OceanGate’s surface vessel lost contact with the Titan submersible approximately 105 minutes into its nearly 2.5 mile descent to the Titanic on June 18. Frantic, internationally coordinated search and rescue efforts scoured over 10,000 square surface miles of the Atlantic Ocean as well as the North Atlantic ocean floor. On June 22, OceanGate and US Coast Guard representatives confirmed its teams located remains indicative of a “catastrophic implosion” not far from the voyage’s intended destination.

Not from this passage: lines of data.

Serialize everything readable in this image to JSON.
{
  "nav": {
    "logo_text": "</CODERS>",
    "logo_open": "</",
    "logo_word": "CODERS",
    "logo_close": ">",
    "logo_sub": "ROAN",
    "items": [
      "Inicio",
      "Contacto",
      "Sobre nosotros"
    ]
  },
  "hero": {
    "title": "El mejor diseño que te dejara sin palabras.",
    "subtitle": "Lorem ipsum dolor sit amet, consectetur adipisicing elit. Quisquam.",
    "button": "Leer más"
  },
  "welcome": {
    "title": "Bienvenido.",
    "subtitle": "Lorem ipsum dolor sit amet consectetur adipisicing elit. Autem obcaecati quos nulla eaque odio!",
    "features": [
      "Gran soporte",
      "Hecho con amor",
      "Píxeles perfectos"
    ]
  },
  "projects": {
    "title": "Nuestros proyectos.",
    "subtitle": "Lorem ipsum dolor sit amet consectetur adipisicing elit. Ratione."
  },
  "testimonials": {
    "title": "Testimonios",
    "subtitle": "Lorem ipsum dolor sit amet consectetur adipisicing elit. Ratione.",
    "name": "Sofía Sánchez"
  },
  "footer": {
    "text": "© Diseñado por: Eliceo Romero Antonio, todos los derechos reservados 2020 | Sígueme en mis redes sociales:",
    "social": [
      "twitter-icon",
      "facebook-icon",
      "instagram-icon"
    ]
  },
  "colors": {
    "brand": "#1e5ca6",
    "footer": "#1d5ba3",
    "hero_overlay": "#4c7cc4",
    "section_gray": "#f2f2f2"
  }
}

Submersible experts had warned of such “catastrophic” issues within Titan’s design for years, and repeatedly raised concerns about OceanGate’s disregard of standard certification processes. In a March 2018 open letter to the company obtained by The New York Times, over three dozen industry experts, oceanographers, and explorers “expressed unanimous concern” about the submersible’s “experimental” approach they believed “could result in negative outcomes (from minor to catastrophic) that would have serious consequences for everyone in the industry.”
“Your [safety standard] representation is, at minimum, misleading to the public and breaches an industry-wide professional code of conduct we all endeavor to uphold,” reads a portion of the 2018 letter.
Although salvage efforts have concluded, the Coast Guard’s Marine Board of Investigation (MBI) plans to continue conducting evidence analysis alongside witness interviews “ahead of a public hearing regarding this tragedy.” A date for the hearing has not yet been announced, although as The Washington Post notes, the Coast Guard could recommend new deep-sea submersible regulations, as well as criminal charges to pursue.
OceanGate announced it suspended “all commercial and expedition operations” on July 6.